The rifle's compact dimensions, compared to the AKS-74, were achieved by using a short 210 mm (8.3 in) barrel (this forced designers to simultaneously reduce the gas piston operating rod to an appropriate length). In order to effectively stabilize projectiles, the barrel’s twist rate was increased from 200 mm (1:8 in) to 160 mm (1:6.3 in). A new gas block was installed at the muzzle end of the barrel with a new conical flash hider combined with a cylindrical muzzle booster, which features an internal expansion chamber that increases the weapon's reliability. The booster supplies an increased amount of residual gas from the barrel for the gas system. The chrome-lined muzzle booster also burns any remaining propellant thus reducing the gun's signature. The muzzle device locks into the gas block with a spring-loaded detent and features two notches cut into the flash hider cone, used for disassembly using the supplied cleaning rod. The forward sling loop was relocated to the left side of the carbine and the front sight was integrated into the gas block.

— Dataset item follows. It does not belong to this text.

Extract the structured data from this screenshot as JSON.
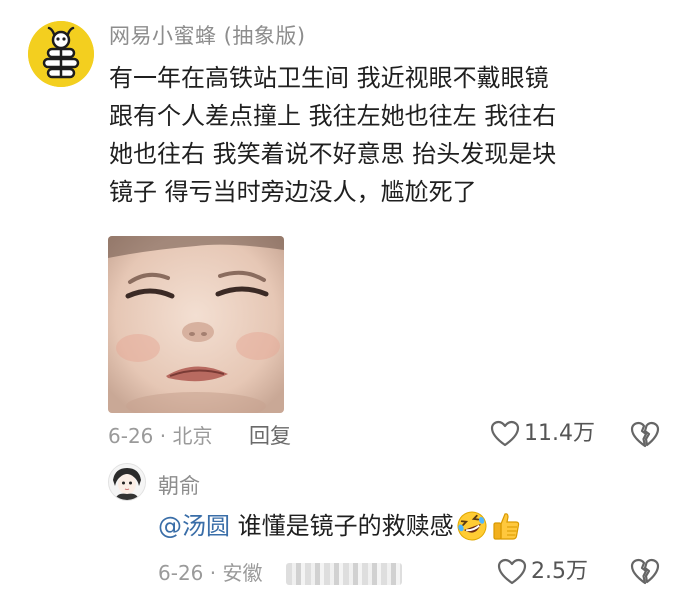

The AKS-74U also has a different sighting system with a U-shaped flip sight instead of the standard sliding notch rear sight. This sight has two settings: "P" (calibrated for firing at 350 m) and "4–5" (used for firing at distances between 400–500 m). The rear sight is housed in a semi-shrouded protective enclosure that is riveted to the receiver's top cover. This top cover is integral with the gas tube cover and hinged from the barrel trunnion, pivoting forward when opened. Both the gas tube and handguard are also of a new type and are shorter than the analogous parts in the AKS-74.

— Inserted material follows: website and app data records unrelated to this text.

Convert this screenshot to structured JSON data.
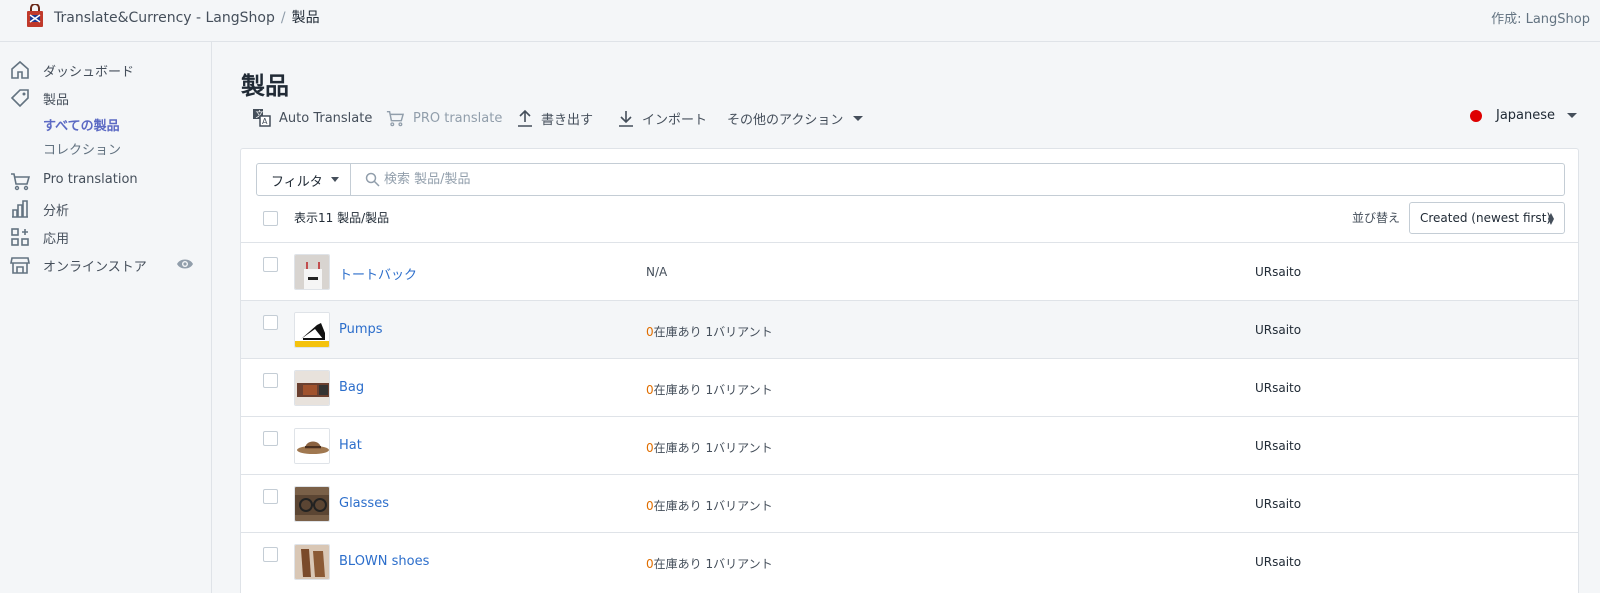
{
  "topbar": {
    "app_name": "Translate&Currency - LangShop",
    "separator": "/",
    "current_page": "製品",
    "byline": "作成: LangShop"
  },
  "sidebar": {
    "items": [
      {
        "label": "ダッシュボード",
        "icon": "home-icon"
      },
      {
        "label": "製品",
        "icon": "tag-icon"
      },
      {
        "label": "Pro translation",
        "icon": "cart-icon"
      },
      {
        "label": "分析",
        "icon": "bar-chart-icon"
      },
      {
        "label": "応用",
        "icon": "apps-icon"
      },
      {
        "label": "オンラインストア",
        "icon": "store-icon"
      }
    ],
    "sub_items": [
      {
        "label": "すべての製品",
        "active": true
      },
      {
        "label": "コレクション",
        "active": false
      }
    ]
  },
  "page": {
    "title": "製品",
    "actions": {
      "auto_translate": "Auto Translate",
      "pro_translate": "PRO translate",
      "export": "書き出す",
      "import": "インポート",
      "more": "その他のアクション"
    },
    "language": "Japanese"
  },
  "filters": {
    "filter_label": "フィルタ",
    "search_placeholder": "検索 製品/製品"
  },
  "list": {
    "count_label": "表示11 製品/製品",
    "sort_label": "並び替え",
    "sort_value": "Created (newest first)",
    "products": [
      {
        "name": "トートバック",
        "inventory_zero": "",
        "inventory_text": "N/A",
        "vendor": "URsaito"
      },
      {
        "name": "Pumps",
        "inventory_zero": "0",
        "inventory_text": "在庫あり 1バリアント",
        "vendor": "URsaito"
      },
      {
        "name": "Bag",
        "inventory_zero": "0",
        "inventory_text": "在庫あり 1バリアント",
        "vendor": "URsaito"
      },
      {
        "name": "Hat",
        "inventory_zero": "0",
        "inventory_text": "在庫あり 1バリアント",
        "vendor": "URsaito"
      },
      {
        "name": "Glasses",
        "inventory_zero": "0",
        "inventory_text": "在庫あり 1バリアント",
        "vendor": "URsaito"
      },
      {
        "name": "BLOWN shoes",
        "inventory_zero": "0",
        "inventory_text": "在庫あり 1バリアント",
        "vendor": "URsaito"
      }
    ]
  },
  "colors": {
    "link": "#2c6ecb",
    "active_nav": "#5c6ac4",
    "zero_stock": "#e06e00",
    "japan_flag": "#de0000"
  }
}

The AKS-74U is significantly more maneuverable in tight quarters than the AKS-74; however, the significant decline in muzzle velocity from 900 m/s (2,952.8 ft/s) to 735 m/s (2,411.4 ft/s) resulted in a decrease in effective range (the effective hitting distance for a "running"-type silhouette target was reduced from 625 to 350 m). The carbine cannot mount a bayonet or standard under-barrel grenade launcher. However, a suppressed 30 mm BS-1 grenade launcher was developed specifically for that platform that fires a high-explosive dual purpose (HEDP) grenade. The grenades for the BS-1 are launched by blank cartridges and the rifle is cycled manually in this mode of operation. The majority of AKS-74U carbines were manufactured at the Tula Arms Factory rather than Izhmash. The AKS-74U was also used as the basis for several other unique weapons, including the bullpup OTs-14 Groza specialist carbine and the Gepard series of multi-caliber submachine guns (none of which evolved past prototype stage).
- Most people commonly refer to this weapon as AK-74U